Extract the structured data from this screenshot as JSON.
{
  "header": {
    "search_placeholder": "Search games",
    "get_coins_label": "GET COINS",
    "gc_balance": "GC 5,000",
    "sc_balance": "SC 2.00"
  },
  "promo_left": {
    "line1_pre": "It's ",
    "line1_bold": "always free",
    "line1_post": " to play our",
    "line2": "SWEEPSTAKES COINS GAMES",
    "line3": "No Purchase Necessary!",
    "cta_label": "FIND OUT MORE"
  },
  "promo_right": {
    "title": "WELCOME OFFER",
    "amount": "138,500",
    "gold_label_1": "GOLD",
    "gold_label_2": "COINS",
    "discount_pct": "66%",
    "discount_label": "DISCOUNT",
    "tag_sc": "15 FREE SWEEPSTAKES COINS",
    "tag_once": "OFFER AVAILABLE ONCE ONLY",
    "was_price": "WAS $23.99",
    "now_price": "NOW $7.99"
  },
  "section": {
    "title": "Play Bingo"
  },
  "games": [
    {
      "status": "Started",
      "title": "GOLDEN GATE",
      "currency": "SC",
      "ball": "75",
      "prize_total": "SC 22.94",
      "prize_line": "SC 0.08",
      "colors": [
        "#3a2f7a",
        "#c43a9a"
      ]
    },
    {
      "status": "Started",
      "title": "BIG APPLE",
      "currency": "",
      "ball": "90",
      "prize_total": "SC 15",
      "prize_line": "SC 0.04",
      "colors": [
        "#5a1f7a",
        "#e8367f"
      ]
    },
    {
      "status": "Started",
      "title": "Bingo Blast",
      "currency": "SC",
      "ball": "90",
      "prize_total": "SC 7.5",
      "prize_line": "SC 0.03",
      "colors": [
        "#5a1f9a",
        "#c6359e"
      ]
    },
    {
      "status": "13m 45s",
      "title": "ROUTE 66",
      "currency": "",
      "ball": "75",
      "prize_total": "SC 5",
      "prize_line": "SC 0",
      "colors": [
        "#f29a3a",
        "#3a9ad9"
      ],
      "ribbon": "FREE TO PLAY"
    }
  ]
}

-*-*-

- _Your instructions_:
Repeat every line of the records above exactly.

- _Exercise result_:
Extract the structured data from this screenshot as JSON.
{
  "header": {
    "search_placeholder": "Search games",
    "get_coins_label": "GET COINS",
    "gc_balance": "GC 5,000",
    "sc_balance": "SC 2.00"
  },
  "promo_left": {
    "line1_pre": "It's ",
    "line1_bold": "always free",
    "line1_post": " to play our",
    "line2": "SWEEPSTAKES COINS GAMES",
    "line3": "No Purchase Necessary!",
    "cta_label": "FIND OUT MORE"
  },
  "promo_right": {
    "title": "WELCOME OFFER",
    "amount": "138,500",
    "gold_label_1": "GOLD",
    "gold_label_2": "COINS",
    "discount_pct": "66%",
    "discount_label": "DISCOUNT",
    "tag_sc": "15 FREE SWEEPSTAKES COINS",
    "tag_once": "OFFER AVAILABLE ONCE ONLY",
    "was_price": "WAS $23.99",
    "now_price": "NOW $7.99"
  },
  "section": {
    "title": "Play Bingo"
  },
  "games": [
    {
      "status": "Started",
      "title": "GOLDEN GATE",
      "currency": "SC",
      "ball": "75",
      "prize_total": "SC 22.94",
      "prize_line": "SC 0.08",
      "colors": [
        "#3a2f7a",
        "#c43a9a"
      ]
    },
    {
      "status": "Started",
      "title": "BIG APPLE",
      "currency": "",
      "ball": "90",
      "prize_total": "SC 15",
      "prize_line": "SC 0.04",
      "colors": [
        "#5a1f7a",
        "#e8367f"
      ]
    },
    {
      "status": "Started",
      "title": "Bingo Blast",
      "currency": "SC",
      "ball": "90",
      "prize_total": "SC 7.5",
      "prize_line": "SC 0.03",
      "colors": [
        "#5a1f9a",
        "#c6359e"
      ]
    },
    {
      "status": "13m 45s",
      "title": "ROUTE 66",
      "currency": "",
      "ball": "75",
      "prize_total": "SC 5",
      "prize_line": "SC 0",
      "colors": [
        "#f29a3a",
        "#3a9ad9"
      ],
      "ribbon": "FREE TO PLAY"
    }
  ]
}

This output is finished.